School technology inspires a lot of magical thinking, writes Larry Cuban.
Massive Open Online Courses — free to anyone with an Internet connection — were supposed to “revolutionize” and “transform” higher education. Cuban writes. In the Gartner “hype” cycle, MOOCs have reached the “Trough of Disillusionment” in only three years.
The move to teach coding in elementary school and computer science in high school is in the “Peak of Inflated Expectations,” writes Cuban.
In the U.S., coding and computer science “are being sold to school boards and parents as ways of teaching logic, thinking skills, as well as preparation for future jobs,” Cuban writes.

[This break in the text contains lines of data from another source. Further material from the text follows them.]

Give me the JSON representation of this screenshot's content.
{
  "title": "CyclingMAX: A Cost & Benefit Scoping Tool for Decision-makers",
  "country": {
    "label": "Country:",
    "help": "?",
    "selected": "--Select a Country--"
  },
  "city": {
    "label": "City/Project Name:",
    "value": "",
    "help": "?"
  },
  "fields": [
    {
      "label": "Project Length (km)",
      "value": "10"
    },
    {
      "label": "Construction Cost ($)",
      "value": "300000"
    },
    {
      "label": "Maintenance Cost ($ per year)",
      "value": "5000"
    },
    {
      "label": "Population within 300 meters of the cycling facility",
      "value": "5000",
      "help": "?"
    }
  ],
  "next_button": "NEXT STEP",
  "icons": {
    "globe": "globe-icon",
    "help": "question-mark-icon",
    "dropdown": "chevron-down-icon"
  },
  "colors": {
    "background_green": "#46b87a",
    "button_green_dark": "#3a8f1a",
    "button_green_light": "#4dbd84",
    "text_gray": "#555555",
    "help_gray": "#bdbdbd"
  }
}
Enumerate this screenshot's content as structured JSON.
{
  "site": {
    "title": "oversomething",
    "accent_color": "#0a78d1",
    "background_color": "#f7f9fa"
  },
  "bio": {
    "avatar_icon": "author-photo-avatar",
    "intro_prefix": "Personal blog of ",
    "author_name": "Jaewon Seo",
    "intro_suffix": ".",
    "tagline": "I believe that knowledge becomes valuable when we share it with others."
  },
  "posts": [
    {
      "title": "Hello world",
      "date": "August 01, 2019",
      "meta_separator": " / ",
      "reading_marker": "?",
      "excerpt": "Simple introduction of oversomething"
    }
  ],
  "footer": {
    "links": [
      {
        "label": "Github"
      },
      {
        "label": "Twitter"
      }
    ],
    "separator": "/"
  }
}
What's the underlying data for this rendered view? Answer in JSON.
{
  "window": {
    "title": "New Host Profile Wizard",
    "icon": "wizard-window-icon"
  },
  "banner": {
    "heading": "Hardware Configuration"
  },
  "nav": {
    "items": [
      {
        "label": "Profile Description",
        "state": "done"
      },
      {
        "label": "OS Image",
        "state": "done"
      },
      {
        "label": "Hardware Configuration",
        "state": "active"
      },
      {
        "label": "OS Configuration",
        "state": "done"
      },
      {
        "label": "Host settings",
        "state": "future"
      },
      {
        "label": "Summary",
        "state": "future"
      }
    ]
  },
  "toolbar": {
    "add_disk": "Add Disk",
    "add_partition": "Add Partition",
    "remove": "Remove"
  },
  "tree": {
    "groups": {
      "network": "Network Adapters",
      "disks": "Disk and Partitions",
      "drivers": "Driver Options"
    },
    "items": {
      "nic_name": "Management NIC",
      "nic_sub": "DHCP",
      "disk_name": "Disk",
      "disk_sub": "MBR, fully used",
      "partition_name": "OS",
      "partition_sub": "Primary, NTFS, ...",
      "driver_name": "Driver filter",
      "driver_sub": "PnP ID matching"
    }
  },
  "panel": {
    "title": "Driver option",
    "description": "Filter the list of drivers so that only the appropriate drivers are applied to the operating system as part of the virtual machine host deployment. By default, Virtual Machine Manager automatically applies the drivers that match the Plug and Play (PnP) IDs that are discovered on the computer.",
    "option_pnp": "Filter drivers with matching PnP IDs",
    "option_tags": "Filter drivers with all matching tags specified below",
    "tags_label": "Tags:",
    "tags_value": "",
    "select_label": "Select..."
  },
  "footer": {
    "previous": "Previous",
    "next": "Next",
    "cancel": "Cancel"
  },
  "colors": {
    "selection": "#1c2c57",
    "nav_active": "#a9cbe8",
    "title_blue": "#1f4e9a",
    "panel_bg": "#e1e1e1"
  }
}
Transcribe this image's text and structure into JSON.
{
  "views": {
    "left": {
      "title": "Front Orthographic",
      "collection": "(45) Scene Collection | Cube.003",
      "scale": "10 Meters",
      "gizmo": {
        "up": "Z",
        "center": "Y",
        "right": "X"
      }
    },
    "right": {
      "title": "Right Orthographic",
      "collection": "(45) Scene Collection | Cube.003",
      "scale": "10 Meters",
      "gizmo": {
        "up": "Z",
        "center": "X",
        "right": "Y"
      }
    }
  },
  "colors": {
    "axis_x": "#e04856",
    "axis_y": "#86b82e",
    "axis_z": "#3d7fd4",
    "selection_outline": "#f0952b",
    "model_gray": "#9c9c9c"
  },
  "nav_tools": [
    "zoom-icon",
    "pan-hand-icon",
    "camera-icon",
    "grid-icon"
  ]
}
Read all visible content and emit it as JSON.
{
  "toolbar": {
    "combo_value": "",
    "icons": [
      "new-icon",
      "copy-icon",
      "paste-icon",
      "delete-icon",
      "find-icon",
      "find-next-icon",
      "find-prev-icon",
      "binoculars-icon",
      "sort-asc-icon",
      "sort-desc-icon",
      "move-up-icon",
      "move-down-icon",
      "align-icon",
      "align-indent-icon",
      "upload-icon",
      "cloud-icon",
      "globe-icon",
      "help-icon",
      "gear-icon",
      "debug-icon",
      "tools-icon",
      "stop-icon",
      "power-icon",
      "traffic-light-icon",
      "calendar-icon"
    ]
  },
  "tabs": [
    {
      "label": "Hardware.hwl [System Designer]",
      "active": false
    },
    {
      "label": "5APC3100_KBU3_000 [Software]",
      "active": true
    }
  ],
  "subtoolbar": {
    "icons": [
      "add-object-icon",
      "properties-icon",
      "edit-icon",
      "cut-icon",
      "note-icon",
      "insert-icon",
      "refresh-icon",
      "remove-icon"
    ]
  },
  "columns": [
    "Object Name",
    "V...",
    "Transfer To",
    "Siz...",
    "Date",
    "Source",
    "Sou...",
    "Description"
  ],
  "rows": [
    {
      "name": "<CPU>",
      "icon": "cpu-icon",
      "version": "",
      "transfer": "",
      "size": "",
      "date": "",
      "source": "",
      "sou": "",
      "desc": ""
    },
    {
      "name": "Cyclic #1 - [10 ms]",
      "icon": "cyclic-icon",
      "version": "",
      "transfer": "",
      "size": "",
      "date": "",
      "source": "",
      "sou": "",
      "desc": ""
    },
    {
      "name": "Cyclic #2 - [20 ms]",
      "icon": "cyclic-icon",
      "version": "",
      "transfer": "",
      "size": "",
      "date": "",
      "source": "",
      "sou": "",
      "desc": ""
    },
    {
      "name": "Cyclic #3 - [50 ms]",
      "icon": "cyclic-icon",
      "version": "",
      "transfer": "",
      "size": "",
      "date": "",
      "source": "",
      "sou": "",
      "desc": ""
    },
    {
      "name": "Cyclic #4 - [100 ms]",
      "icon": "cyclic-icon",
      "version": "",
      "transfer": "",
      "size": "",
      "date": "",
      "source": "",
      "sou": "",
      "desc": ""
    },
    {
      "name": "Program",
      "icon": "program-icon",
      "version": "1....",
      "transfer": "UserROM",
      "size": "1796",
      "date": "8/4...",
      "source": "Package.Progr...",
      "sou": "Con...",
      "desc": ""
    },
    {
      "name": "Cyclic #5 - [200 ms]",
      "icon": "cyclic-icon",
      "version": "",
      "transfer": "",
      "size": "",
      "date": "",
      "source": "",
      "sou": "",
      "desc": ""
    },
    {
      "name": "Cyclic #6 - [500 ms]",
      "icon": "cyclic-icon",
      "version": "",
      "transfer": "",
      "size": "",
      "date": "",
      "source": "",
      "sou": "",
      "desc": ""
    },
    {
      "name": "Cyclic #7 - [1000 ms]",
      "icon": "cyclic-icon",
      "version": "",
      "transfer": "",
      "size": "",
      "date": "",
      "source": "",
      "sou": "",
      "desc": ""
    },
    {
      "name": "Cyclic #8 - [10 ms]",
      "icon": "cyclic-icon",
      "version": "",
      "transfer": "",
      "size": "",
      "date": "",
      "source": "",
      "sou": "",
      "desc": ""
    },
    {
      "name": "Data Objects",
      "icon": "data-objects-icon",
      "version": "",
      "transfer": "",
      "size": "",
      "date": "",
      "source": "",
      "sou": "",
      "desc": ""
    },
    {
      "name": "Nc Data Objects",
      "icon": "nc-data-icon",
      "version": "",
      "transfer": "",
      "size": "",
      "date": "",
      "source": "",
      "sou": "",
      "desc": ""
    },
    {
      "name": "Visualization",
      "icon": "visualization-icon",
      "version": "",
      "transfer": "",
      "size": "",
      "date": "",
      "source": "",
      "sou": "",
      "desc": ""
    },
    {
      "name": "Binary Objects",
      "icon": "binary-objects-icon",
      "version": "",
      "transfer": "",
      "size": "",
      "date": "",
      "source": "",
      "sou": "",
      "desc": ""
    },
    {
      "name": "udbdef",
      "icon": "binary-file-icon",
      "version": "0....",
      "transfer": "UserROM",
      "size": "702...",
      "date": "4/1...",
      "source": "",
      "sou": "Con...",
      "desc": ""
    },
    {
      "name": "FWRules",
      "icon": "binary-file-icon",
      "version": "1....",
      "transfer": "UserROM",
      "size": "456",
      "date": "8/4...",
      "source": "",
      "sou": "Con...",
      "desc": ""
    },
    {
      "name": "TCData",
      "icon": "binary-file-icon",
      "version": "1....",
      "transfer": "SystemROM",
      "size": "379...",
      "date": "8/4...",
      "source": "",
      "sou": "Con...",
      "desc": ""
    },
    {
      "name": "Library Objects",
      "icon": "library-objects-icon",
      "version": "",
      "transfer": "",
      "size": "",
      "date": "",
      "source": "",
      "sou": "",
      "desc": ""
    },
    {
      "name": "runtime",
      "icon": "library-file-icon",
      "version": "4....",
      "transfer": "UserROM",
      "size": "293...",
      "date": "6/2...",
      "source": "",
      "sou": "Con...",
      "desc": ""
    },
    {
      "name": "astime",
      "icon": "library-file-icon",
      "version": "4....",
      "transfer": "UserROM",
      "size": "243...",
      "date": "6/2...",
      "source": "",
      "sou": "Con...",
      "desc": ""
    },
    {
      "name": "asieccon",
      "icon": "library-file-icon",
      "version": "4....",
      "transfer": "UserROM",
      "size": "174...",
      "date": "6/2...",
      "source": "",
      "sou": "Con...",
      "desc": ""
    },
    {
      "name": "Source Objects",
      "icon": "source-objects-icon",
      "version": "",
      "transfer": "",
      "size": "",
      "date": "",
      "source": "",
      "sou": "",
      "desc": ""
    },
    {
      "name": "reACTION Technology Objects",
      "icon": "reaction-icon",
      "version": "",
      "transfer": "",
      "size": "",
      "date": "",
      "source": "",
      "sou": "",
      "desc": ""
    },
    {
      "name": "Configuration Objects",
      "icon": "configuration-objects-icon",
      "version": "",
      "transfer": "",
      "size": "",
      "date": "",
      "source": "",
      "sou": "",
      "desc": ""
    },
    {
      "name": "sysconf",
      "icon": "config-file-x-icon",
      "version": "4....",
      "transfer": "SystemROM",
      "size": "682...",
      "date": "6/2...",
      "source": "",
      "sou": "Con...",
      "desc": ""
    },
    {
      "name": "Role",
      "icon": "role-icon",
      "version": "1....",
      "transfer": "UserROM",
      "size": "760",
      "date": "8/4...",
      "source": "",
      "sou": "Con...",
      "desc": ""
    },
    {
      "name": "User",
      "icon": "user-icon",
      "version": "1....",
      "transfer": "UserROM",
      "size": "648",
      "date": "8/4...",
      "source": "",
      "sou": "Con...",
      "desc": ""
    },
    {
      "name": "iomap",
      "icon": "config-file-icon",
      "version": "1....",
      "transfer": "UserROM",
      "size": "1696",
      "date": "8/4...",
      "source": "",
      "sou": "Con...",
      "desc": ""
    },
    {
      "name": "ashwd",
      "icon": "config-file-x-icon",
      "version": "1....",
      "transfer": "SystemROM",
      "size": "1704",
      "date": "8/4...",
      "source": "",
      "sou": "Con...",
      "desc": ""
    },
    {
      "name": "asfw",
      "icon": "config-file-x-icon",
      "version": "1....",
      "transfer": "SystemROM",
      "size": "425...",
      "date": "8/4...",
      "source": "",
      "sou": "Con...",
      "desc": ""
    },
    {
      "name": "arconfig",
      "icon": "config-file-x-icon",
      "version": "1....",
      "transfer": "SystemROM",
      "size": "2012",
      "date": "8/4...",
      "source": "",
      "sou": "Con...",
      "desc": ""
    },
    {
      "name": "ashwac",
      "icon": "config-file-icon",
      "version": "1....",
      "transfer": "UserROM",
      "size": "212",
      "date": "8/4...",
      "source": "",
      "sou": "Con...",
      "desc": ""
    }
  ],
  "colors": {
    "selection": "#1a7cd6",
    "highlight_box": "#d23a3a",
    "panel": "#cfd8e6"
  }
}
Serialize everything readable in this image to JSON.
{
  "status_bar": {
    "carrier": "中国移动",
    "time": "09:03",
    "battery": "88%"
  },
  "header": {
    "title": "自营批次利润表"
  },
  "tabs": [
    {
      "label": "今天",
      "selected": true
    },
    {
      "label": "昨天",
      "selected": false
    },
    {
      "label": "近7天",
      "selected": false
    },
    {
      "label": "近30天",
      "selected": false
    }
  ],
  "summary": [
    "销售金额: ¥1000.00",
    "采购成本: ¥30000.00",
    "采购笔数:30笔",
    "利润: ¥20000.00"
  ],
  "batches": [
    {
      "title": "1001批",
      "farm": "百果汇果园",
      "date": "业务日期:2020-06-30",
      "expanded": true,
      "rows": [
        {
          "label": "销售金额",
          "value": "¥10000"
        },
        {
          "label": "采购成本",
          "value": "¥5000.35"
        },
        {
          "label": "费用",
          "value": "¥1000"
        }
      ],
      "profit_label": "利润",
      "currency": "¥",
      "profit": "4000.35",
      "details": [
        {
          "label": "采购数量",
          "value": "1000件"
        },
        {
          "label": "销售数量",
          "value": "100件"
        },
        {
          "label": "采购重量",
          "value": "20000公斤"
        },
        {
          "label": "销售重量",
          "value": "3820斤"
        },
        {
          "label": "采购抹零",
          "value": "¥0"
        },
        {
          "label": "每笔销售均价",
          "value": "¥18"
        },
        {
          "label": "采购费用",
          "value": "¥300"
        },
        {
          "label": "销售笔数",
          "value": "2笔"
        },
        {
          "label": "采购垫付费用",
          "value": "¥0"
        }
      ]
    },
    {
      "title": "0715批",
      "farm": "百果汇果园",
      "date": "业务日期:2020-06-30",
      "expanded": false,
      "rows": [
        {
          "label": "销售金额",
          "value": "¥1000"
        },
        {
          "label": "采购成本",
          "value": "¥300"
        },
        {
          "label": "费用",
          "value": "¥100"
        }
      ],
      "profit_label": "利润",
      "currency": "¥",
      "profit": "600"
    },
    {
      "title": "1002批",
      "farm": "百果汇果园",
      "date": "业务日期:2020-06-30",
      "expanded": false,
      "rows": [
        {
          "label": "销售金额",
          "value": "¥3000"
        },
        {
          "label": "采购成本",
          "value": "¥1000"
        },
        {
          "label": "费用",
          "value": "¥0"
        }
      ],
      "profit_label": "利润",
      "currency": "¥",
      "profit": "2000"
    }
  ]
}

He’s dubious.
Computer science educators worry about maintaining quality, he writes. “Just because every high school in the country is ordered to provide computer science classes doesn’t necessarily mean they’ll be any good and that students will learn from them.”
Technology won’t save our schools, writes Austin Dannhaus on edSurge. “Education technology has seen over $3 billion of venture capital investment in the last two years. A corresponding rise in education outcomes, however, has been much more elusive. “